¶29 The United States Supreme Court has recognized a landowner's right to substantive due process in zoning cases. See Pearson, 961 F.2d at 1217, 1220 (citing to Village of Arlington Heights v. Metropolitan Hous.
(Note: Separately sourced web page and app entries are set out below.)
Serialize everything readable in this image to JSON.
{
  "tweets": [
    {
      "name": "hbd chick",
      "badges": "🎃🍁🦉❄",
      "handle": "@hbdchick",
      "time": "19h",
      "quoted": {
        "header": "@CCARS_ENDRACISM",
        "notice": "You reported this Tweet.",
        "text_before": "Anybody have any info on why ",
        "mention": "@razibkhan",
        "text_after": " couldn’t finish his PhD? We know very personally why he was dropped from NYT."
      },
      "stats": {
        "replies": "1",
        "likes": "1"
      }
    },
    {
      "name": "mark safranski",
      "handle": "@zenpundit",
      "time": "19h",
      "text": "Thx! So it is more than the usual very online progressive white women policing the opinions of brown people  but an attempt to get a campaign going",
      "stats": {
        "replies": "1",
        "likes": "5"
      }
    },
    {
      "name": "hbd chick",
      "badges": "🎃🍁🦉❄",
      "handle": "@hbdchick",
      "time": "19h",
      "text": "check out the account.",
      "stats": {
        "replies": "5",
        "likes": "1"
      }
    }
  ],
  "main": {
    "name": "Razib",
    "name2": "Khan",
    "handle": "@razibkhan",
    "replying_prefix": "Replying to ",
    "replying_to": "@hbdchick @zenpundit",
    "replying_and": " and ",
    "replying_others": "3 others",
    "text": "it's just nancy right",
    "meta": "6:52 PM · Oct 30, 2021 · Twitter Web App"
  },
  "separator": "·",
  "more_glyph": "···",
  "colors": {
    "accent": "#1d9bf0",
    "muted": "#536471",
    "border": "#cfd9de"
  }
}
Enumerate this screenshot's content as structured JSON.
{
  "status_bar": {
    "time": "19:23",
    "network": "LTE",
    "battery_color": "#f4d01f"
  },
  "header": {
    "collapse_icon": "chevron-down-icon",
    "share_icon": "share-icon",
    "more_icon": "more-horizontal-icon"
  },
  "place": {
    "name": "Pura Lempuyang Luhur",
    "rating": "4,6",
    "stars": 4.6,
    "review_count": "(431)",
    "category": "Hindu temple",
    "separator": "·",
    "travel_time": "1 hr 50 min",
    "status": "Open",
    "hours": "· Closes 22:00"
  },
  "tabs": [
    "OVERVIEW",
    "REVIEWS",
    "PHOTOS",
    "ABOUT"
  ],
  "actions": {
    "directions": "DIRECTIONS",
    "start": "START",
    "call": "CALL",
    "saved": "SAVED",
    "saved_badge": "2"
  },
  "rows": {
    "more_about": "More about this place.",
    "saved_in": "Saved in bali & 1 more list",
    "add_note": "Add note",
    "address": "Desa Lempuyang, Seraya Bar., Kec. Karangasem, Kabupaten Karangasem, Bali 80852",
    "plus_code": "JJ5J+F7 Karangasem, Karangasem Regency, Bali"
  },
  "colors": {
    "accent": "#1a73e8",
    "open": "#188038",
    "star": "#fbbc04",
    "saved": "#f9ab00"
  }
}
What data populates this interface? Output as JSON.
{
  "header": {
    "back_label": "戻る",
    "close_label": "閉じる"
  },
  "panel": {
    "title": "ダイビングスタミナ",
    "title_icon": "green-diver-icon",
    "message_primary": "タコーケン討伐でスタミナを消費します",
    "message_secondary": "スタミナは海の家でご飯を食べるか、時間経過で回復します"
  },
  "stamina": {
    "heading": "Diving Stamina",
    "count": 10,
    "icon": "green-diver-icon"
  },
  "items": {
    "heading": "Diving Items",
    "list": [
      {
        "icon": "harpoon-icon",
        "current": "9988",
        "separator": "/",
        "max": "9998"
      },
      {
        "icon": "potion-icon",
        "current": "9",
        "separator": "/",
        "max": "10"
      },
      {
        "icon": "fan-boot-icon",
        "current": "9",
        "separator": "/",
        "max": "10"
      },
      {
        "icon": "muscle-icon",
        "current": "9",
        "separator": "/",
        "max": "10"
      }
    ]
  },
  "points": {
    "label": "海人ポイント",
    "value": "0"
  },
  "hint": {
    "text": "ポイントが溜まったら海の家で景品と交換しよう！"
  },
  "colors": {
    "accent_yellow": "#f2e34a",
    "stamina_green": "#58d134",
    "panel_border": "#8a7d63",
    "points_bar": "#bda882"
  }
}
Dev. Corp., 429 U.S. 252, 263 (1977); Nectow v. City of Cambridge, 277 U.S. 183, 187 (1928); [Village of] Euclid[, Ohio] v. Ambler Realty Co., 272
U.S. 365, ordinance
Court has stated, "a zoning its 'provisions are clearly
arbitrary and unreasonable having public health, safety, morals or Wis. 2d 610, ¶45 (quoting Euclid,
no substantial relation to general welfare.'" Thorp, 272 U.S. at 395).
claim that a
¶30 However, when substantive due process
deprived protected. must show that interest that Wis. 2d 610, ¶46 property interest he is or she has been constitutionally (citing Penterman, 211 Wis. 2d is constitutionally protected
landowner's a plaintiff a property
Thorp, 480). 'state Thorp, 15
235 "A law 235
But see Thorp v.
Town of Lebanon,
Wis. 2d 610,
Chief Justice Abrahamson, wrote:
joined by Justices Bradley and Sykes,
The majority [in Thorp] dismisses the plaintiffs' substantive due process claim based on the alleged violation of Wis. Stat. § 60.61(4) by noting that the statute does not secure plaintiffs with property rights in their land. [Thorp] Majority op. at ¶48.
The opinion's language suggests that
statutorily created right to
plaintiffs need a property interest